Plasmapheresis: This is a technique in which plasma is replaced with albumin or saline solution so as to prevent an autoimmune attack.
Blood Transfusion: This is done so that the RBC count increases and the symptoms of Cytopenia become less. This is usually done for those patients who have abnormally low levels of RBCs.
Bone Marrow and Stem Cell Transplantation: In this technique, the stem cells that have the potential to develop into specialized cells like blood cells are taken from a healthy patient and infused into the patient’s bone marrow so as to replace the damaged cells with new healthy cells.

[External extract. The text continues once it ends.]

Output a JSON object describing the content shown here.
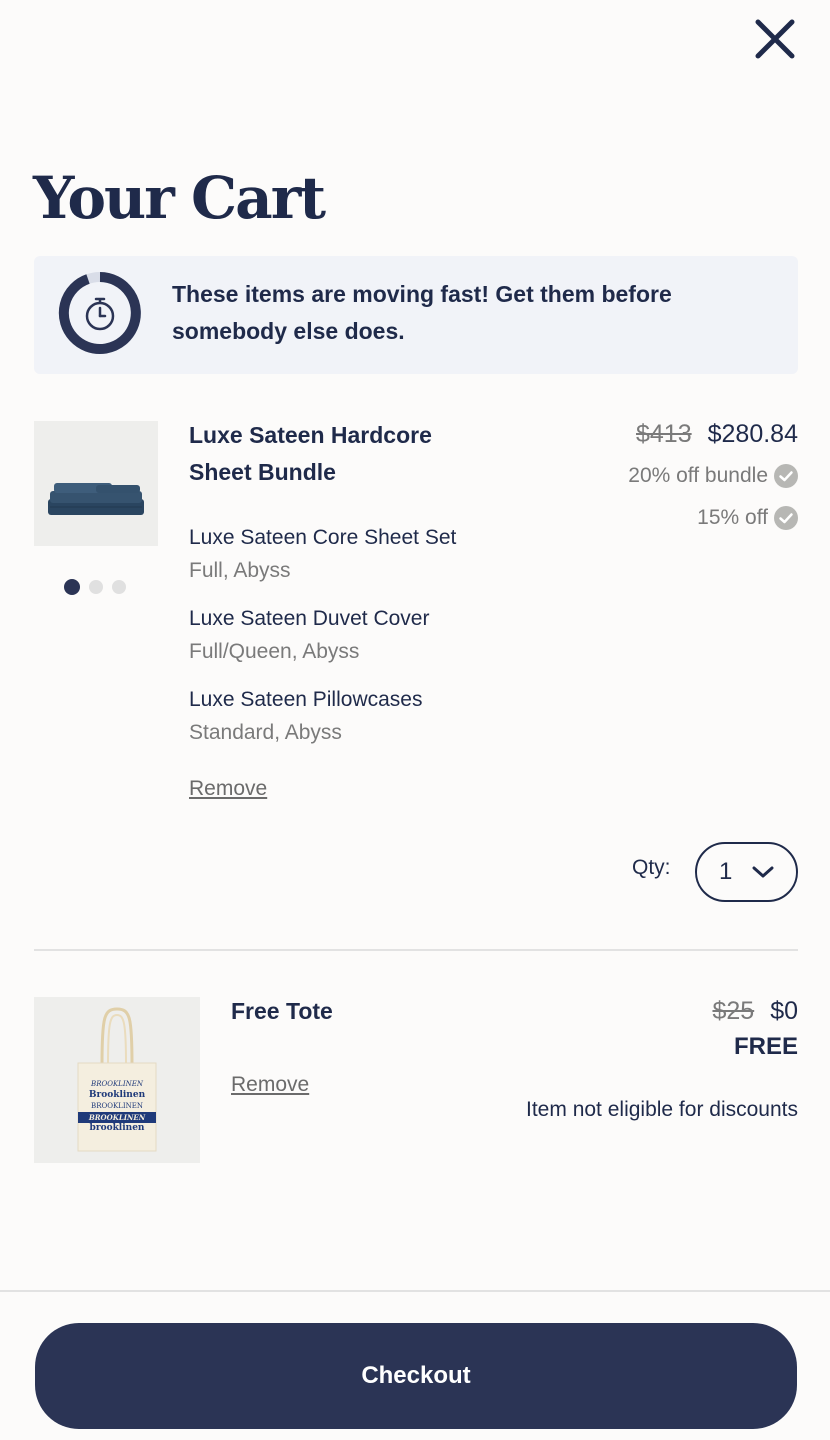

Bone Marrow Stimulators: Bone marrow stimulators can also be used so that the bone marrow produces increased blood cells. Some of the medications used for stimulating the bone marrow are procrit, neupogen, and leukine.
What is the Prognosis for Cytopenia?
Coming to the prognosis of Cytopenia, anemia, thrombocytopenia, and neutropenia which are caused by cancer treatment resolve once the treatment is stopped or the course is over. Individuals with Pancytopenia have a good prognosis if they undergo a marrow transplant but the donor and the recipient should be matched or else the transplant may give rise to further complications.
Cytopenia may be a complex disorder but it is treatable and even preventable provided the exact cause of the condition is known. Some people with Cytopenia may require regular blood transfusions while others may just be perfectly fine with cause-specific treatments, although post treatment regular monitoring will be required for patients to look at the levels of blood and see the status of Cytopenia.